More Americans are prioritizing long-term personal finance, but they say they want a government safety net, a recent study finds.
More American recognize that they are in charge of their long-term financial stability and are accepting more responsibility for their retirement, health care and education, a recent survey from the Certified Financial Planner Board of Standards concludes.
Americans struggle to balance short-term and long-term priorities in this volatile economy and they say they are aware that their financial fate is driven by their own decisions. But they still expect government to provide a social safety net incase their decisions fail them, such as in instances of fraud and abuse, according to the survey of 1,015 Americans over 18.
Credit unions can further encourage a growing sense of financial responsibility in their members through financial planning assistance, encouraging healthy saving, spending, and budgeting habits.
“Our nation’s economic growth will be even greater if people are better armed to make smart financial decisions and plan for their financial future, which Americans are generally more optimistic about than negative,” says CFP Board CEO Kevin R. Keller.
About 82% of respondents recognized the urgency of creating a financial plan, with 60% of them saying they would benefit from financial counseling from a planner or advisor.

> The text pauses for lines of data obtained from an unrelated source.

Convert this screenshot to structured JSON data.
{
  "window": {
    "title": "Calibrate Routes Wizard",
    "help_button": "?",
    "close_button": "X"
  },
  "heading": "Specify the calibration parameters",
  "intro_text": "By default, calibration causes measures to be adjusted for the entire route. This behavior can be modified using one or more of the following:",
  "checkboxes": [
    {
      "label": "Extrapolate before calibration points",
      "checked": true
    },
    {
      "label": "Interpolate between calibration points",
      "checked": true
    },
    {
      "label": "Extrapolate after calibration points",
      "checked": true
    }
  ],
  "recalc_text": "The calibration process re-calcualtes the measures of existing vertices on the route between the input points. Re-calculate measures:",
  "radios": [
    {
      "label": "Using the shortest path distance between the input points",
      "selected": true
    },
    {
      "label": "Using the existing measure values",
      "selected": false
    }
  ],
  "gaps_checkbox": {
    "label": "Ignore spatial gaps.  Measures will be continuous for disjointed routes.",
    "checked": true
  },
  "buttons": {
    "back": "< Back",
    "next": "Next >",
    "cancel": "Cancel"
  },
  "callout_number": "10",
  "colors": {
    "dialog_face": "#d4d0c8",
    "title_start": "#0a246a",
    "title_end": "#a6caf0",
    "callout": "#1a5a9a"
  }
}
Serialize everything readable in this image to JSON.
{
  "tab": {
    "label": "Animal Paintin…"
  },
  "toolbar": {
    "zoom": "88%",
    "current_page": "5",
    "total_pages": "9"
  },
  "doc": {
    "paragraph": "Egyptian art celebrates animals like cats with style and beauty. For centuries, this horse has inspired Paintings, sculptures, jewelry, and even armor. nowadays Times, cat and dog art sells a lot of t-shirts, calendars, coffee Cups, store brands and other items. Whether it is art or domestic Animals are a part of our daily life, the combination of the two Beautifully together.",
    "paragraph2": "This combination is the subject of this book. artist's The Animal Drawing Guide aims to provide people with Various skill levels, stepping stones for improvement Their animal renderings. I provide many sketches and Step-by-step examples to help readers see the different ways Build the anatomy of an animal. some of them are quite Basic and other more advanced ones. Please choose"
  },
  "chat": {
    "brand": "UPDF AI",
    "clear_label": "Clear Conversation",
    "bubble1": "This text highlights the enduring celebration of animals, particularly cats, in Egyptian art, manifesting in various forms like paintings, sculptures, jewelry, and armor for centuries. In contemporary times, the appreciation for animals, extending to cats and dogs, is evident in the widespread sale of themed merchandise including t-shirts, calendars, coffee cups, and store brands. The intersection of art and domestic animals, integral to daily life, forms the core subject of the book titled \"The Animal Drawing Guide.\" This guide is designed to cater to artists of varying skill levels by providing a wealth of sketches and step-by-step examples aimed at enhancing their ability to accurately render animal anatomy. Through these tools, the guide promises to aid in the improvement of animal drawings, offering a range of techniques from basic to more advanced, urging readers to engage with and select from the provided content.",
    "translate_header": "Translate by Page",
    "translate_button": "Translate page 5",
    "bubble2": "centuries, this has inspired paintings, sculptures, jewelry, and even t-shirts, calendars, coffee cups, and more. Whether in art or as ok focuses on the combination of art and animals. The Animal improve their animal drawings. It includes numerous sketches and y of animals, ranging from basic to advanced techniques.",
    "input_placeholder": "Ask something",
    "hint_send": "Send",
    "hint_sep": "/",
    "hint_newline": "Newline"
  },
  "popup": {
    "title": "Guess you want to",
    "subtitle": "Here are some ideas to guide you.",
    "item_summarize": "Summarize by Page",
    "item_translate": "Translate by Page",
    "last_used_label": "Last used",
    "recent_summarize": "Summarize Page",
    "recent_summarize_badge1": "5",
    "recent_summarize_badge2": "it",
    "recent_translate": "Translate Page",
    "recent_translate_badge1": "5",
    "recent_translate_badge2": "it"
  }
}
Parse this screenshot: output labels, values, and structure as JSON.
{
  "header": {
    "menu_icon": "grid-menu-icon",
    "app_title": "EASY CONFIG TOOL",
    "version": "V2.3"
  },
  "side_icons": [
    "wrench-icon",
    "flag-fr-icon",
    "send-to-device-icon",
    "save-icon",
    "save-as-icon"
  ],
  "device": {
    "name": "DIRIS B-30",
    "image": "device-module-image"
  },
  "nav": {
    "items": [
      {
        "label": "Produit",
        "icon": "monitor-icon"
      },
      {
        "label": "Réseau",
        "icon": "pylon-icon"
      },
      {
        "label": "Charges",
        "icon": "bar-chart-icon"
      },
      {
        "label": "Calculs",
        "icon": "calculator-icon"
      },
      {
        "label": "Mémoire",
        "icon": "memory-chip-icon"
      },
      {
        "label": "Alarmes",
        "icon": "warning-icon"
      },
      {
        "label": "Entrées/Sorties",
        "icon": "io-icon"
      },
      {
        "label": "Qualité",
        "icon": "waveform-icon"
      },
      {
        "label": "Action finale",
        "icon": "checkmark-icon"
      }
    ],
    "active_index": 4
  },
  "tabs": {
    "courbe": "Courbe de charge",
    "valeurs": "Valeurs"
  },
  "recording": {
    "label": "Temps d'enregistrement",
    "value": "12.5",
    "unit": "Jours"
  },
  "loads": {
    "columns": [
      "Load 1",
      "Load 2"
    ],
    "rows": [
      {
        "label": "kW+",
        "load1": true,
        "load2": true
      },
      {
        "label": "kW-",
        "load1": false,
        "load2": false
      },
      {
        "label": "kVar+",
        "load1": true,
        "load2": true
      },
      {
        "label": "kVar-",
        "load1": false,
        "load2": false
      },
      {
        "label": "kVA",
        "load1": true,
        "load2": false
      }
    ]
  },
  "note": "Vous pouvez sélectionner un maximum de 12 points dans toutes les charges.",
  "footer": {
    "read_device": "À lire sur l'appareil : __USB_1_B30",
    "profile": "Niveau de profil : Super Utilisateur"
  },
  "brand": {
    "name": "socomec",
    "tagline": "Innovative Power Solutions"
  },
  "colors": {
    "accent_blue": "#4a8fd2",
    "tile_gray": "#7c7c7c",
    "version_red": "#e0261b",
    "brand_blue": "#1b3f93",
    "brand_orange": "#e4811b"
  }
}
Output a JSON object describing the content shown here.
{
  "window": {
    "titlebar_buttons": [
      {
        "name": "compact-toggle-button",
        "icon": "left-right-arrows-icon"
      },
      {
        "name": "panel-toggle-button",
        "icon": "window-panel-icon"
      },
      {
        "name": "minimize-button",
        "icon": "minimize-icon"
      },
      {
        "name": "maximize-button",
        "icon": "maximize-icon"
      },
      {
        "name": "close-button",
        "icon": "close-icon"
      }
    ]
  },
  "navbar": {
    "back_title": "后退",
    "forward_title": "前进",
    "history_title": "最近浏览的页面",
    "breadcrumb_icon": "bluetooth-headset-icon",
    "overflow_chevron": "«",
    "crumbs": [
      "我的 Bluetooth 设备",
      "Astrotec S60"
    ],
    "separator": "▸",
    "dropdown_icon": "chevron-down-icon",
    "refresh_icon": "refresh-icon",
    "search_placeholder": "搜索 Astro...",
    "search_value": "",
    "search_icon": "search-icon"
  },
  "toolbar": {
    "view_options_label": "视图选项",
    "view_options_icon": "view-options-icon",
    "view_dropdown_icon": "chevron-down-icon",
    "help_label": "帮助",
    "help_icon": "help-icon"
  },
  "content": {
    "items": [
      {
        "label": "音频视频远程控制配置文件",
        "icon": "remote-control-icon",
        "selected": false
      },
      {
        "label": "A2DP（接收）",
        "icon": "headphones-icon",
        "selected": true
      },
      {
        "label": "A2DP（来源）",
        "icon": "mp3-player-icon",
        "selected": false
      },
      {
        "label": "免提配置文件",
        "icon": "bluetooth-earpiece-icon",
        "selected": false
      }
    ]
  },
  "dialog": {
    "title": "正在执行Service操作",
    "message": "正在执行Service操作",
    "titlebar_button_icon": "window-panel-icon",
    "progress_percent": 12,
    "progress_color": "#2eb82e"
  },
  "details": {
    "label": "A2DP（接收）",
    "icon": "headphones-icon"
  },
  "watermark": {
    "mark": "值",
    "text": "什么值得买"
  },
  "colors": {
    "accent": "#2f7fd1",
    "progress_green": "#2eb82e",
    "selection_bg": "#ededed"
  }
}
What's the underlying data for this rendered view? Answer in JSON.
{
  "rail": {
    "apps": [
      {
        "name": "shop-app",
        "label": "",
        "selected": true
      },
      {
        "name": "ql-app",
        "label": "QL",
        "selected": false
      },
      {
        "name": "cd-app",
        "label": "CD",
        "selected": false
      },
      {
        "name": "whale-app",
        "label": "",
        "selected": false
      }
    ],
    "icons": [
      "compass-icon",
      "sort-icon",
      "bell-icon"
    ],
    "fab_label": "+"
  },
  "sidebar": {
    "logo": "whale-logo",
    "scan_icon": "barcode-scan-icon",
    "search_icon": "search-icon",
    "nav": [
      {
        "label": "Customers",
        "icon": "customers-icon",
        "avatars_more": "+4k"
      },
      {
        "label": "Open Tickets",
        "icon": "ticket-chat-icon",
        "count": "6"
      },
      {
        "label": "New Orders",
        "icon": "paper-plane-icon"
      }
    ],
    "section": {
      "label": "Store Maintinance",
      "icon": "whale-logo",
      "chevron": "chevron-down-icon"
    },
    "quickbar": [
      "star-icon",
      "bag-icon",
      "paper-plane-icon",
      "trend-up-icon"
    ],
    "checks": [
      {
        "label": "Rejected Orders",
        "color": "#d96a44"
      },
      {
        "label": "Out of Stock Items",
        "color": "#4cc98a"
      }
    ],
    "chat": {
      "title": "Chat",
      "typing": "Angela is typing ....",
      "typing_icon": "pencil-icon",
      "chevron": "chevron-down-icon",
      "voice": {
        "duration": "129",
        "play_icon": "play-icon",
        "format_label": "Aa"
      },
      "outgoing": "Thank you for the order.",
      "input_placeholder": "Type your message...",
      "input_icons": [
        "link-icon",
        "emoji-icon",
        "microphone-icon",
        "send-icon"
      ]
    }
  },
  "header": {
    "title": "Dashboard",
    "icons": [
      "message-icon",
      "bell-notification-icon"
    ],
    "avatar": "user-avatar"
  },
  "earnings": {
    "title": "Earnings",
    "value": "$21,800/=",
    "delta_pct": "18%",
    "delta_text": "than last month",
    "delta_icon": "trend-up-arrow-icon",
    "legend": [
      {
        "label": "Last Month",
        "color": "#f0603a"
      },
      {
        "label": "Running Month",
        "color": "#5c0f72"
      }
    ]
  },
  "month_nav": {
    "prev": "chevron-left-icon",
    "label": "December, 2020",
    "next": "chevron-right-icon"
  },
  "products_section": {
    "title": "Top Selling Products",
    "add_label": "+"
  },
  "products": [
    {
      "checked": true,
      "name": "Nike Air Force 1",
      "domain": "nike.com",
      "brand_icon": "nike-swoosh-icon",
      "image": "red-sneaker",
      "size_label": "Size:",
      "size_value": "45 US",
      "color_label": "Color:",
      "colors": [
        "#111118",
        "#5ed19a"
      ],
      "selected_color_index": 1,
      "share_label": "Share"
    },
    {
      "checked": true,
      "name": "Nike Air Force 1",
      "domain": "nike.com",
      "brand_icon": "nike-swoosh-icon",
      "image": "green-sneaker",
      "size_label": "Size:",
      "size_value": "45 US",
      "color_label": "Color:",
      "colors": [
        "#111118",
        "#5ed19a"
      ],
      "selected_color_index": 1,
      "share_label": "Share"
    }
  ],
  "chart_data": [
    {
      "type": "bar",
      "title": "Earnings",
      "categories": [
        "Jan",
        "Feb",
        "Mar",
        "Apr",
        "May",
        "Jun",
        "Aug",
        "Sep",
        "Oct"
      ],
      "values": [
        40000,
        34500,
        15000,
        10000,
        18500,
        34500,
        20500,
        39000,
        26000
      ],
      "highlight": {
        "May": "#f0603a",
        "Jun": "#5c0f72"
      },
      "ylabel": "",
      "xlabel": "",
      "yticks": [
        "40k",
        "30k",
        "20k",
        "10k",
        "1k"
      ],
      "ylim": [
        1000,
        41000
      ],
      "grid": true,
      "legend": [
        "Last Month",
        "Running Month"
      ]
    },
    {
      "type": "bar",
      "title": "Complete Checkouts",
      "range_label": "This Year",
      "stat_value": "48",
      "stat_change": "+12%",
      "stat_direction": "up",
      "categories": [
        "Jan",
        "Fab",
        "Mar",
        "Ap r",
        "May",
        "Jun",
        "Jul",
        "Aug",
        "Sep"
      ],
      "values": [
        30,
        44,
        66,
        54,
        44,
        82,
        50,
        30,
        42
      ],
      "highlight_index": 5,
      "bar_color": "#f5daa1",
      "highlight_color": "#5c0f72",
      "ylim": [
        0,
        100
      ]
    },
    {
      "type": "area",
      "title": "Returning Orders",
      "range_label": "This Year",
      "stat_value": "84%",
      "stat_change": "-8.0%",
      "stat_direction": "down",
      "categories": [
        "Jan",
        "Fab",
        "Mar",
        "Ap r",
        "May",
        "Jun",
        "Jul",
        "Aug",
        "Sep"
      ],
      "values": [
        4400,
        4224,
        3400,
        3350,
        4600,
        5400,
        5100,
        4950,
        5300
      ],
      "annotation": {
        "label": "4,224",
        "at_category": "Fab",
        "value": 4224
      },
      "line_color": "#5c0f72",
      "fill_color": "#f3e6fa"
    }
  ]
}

Roughly 67% said they believe they have sole responsibility for their financial future, but 72% want a safety net like Social Security and 62% want a safety net like Medicare. And 67% of respondents say they believe it’s the government’s responsibility to protect investors from fraud and abuse.
Americans seem conflicted about their financial security with 44% not feeling better about their security than they did a year ago and 23% feeling worse. But 51% are hopeful that they’re financial situation will improve over the next year; less than 10% expect it to worsen, according to the survey.